The growth of the hobby really shows on the first Saturday of November, when Learn To Homebrew Day (sometimes referred to as Teach A Friend To Homebrew Day) events are run across the Canada and the U.S. According to Gary Glass, a director of the American Homebrewers Association (AHA), the number of homebrewers has been increasingly rapidly in the last few years.
The AHA now boasts an impressive 40,000 members. The vast majority of those are located in the U.S., but Canada sports approximately 230 to 250 AHA members. Many do so to subscribe to Zymurgy, the AHA’s homebrewing magazine that offers various tips and tricks in brewing at the home scale. Many others are members of the various homebrew clubs across Canada. And there are such clubs from Pacific to Atlantic Canada.
Learn To Homebrew Day celebrated its fifteenth year earlier this month, and it was the first such event since the last of the hold-out states (Alabama and Mississippi) legalized homebrewing. Glass told Beer In Canada it took a lot of work to get those last states to legalize the hobby. And it will almost assuredly mean even more members to the organization.
“There’s actually been quite a bit of change. For the last several years, homebrewing has been growing very rapidly,” Glass said. “The American Homebrewers Association has experienced growth of on average of 20% in memberships since 2005.” This year, there were more than 200 sites registered to run Learn To Homebrew Day events.

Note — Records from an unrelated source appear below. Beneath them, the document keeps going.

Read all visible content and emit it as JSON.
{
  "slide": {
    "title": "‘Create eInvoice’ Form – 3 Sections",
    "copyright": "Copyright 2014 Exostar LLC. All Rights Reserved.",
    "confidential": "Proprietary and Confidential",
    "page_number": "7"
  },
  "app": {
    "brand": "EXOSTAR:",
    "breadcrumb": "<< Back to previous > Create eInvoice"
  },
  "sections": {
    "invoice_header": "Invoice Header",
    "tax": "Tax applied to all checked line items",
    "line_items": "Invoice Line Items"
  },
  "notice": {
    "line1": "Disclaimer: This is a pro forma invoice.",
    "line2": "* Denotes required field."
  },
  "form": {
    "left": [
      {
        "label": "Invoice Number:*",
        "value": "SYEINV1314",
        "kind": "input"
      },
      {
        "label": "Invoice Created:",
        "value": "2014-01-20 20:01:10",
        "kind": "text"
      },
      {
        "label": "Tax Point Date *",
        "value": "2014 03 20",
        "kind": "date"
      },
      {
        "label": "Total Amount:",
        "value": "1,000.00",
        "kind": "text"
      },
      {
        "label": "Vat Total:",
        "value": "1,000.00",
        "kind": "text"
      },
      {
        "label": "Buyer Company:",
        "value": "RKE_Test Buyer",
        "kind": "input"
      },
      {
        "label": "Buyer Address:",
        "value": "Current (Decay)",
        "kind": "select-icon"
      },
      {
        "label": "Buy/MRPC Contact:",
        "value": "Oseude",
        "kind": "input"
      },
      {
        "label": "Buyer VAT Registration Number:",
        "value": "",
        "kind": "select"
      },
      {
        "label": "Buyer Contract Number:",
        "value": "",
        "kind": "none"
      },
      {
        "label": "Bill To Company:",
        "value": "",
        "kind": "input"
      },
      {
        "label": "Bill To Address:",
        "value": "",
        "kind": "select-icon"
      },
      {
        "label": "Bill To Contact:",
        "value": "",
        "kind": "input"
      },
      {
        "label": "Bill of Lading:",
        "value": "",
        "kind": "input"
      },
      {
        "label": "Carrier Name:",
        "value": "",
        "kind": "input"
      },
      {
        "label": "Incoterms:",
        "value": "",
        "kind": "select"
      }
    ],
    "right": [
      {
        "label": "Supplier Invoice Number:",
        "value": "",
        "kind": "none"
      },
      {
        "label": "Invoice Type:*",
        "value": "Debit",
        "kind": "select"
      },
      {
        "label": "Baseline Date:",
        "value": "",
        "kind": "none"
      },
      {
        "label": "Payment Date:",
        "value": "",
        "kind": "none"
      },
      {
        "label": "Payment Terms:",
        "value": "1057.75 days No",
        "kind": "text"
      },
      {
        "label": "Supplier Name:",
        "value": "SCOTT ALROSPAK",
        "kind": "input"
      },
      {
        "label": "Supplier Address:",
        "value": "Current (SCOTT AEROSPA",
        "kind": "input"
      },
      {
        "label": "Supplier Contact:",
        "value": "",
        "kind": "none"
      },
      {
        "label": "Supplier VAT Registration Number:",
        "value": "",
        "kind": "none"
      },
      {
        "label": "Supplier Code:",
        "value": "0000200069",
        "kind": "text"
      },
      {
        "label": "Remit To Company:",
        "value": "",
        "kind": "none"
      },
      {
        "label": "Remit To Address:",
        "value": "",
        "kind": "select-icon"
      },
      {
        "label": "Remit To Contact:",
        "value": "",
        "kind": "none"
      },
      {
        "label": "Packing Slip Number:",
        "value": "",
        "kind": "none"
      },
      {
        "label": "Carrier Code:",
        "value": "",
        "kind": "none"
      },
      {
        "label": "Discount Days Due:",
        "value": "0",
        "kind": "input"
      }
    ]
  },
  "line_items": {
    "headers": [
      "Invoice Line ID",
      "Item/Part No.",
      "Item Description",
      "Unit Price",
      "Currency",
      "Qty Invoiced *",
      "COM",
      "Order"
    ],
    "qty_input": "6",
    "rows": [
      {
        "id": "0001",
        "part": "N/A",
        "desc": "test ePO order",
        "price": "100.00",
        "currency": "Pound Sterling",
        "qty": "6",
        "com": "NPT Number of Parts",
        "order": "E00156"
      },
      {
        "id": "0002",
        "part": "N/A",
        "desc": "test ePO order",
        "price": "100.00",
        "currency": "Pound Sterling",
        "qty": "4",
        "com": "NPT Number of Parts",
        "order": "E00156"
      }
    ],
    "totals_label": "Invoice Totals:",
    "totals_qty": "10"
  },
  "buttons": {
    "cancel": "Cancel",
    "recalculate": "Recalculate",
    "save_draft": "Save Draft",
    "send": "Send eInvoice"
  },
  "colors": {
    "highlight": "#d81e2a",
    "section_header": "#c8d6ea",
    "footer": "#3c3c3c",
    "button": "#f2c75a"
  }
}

The Southern Ontario Brewers (they like to be called SOBs, but they’re actually a fairly decent bunch of men and women) also celebrated a milestone with their own event this year. The SOBs call their event Learn2Brew Day, and this year marked the fifth year in a row the event ran. And it has grown significantly since the first day, when only a handful of homebrewers and potential hobbyists showed up.
It was the fourth year in a row that Amsterdam Brewery hosted the event, allowing homebrewers to set up their equipment and brew beers with a variety of techniques — from all-grain mashes to extract recipes. One homebrewer even set up the brew-in-a-bag all-grain method that has become popular in the last few years.
According to Jason Stranak, Learn2Brew Day coordinator, this year’s event was smaller in terms of numbers over last year’s event, but he said he was happy with the turn-out.
As someone who attended both the second and third Learn2Brew Days at the old Amsterdam facility (before it moved to Leaside), I’ll say this year’s event was about in line with the previous events I attended. Good attendance, good people and a lot of knowledge being passed around. Chances are, these events will only continue to grow and bring more people into (or back into) the hobby in future years.